• Work instruction
Your answer should consist of every line from the records that holds the string "shade".

START Dataset records

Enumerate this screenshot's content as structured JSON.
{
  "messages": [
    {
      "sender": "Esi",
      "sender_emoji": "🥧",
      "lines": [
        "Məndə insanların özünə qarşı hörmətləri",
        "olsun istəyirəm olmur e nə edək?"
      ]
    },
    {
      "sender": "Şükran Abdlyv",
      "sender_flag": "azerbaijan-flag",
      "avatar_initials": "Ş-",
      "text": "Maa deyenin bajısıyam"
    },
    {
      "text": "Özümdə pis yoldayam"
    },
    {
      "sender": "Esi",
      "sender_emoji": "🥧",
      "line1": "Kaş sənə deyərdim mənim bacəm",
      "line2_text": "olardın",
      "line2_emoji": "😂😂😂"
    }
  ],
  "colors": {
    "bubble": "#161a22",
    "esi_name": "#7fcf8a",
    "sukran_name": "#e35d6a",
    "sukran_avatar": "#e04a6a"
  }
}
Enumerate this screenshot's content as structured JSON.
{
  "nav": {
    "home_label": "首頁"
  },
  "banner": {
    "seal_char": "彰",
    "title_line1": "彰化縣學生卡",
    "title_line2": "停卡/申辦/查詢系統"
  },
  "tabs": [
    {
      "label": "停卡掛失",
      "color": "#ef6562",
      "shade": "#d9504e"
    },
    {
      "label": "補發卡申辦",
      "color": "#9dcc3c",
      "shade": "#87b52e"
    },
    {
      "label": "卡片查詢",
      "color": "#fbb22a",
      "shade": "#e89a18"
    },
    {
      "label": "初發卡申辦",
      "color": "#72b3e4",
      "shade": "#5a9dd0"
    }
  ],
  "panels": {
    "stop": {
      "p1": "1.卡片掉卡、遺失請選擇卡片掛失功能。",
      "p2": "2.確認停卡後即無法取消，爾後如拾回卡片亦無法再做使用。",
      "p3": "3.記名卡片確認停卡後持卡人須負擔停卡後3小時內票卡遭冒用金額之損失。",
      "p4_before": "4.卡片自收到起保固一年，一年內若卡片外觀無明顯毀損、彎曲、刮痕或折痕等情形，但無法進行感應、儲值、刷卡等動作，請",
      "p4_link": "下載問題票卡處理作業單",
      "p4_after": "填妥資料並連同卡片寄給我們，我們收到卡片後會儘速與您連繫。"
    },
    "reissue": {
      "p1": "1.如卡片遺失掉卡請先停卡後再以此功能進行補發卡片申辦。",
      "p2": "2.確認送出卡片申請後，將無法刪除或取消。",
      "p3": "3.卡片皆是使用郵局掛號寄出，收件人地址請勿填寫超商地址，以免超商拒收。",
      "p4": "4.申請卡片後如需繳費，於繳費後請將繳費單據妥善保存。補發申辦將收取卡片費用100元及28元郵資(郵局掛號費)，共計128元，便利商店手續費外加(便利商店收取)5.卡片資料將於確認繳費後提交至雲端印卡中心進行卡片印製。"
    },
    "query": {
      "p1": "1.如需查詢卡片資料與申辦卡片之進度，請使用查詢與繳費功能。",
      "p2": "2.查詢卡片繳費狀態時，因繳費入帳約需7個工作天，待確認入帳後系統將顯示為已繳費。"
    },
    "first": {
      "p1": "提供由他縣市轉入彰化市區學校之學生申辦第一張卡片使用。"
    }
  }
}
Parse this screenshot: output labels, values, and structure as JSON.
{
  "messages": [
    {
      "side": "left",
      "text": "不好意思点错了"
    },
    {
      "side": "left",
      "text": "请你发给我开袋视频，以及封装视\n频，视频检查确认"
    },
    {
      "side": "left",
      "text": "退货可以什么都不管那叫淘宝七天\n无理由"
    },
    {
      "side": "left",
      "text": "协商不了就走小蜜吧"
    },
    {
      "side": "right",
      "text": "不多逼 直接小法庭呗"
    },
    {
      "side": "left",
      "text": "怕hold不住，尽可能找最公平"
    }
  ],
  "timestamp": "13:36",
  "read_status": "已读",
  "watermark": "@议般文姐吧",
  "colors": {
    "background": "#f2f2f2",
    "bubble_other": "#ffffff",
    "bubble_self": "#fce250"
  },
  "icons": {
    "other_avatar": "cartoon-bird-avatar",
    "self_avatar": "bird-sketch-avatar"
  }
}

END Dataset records
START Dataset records

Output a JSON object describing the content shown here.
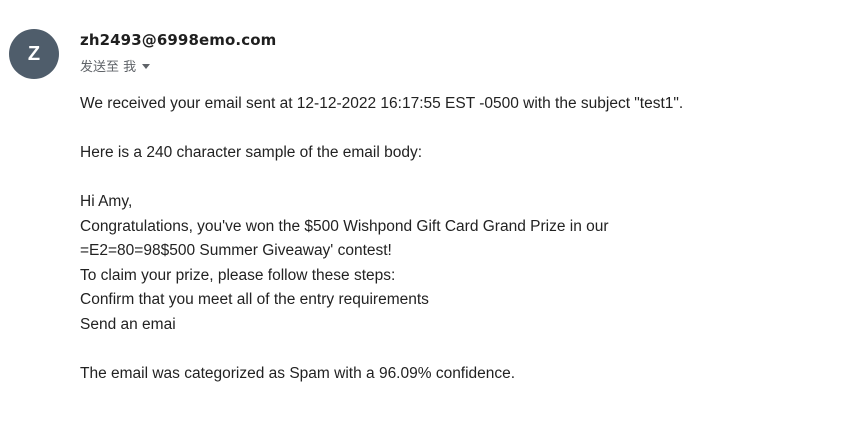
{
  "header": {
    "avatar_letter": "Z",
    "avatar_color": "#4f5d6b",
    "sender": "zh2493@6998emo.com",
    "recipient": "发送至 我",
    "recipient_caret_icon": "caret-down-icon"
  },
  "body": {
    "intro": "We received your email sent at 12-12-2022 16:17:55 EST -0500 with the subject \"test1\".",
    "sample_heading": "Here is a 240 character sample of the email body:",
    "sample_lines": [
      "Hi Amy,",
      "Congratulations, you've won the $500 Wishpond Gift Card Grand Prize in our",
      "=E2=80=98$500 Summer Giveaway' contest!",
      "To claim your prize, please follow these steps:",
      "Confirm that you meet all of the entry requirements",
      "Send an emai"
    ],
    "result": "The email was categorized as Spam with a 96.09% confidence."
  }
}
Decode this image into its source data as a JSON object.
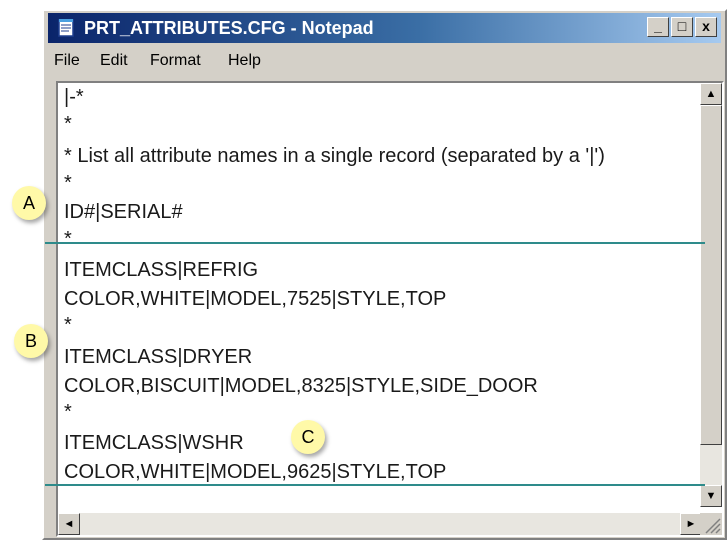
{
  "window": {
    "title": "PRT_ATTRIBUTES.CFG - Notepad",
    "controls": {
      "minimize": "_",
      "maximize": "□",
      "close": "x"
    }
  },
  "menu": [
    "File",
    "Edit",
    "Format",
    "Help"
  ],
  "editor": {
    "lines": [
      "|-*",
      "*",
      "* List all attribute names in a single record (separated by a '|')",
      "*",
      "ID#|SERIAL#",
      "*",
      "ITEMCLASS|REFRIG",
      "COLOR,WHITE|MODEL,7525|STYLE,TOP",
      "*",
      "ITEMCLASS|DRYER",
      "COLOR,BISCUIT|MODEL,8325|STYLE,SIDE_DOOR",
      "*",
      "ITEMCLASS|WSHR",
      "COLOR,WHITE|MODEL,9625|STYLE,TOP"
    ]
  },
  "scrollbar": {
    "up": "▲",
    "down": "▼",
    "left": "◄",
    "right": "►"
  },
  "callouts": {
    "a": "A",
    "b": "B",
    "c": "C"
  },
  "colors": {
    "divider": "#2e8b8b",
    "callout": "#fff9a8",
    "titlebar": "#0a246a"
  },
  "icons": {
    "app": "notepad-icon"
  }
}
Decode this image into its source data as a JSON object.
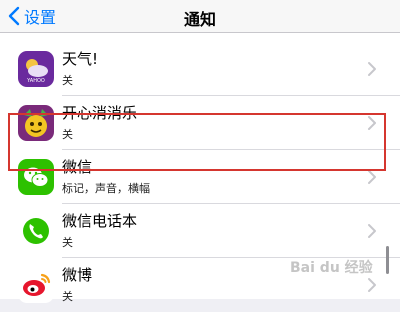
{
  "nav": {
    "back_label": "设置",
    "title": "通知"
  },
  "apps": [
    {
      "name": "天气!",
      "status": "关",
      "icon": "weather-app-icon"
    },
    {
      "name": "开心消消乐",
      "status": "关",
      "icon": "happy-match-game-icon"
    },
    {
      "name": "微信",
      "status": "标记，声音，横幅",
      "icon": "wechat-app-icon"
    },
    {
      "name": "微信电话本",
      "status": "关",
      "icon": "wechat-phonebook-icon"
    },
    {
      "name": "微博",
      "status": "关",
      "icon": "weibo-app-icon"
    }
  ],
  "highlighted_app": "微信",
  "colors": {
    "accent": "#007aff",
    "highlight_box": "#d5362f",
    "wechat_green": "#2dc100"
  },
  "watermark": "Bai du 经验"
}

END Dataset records

• Answer to this problem
      "shade": "#d9504e"
      "shade": "#87b52e"
      "shade": "#e89a18"
      "shade": "#5a9dd0"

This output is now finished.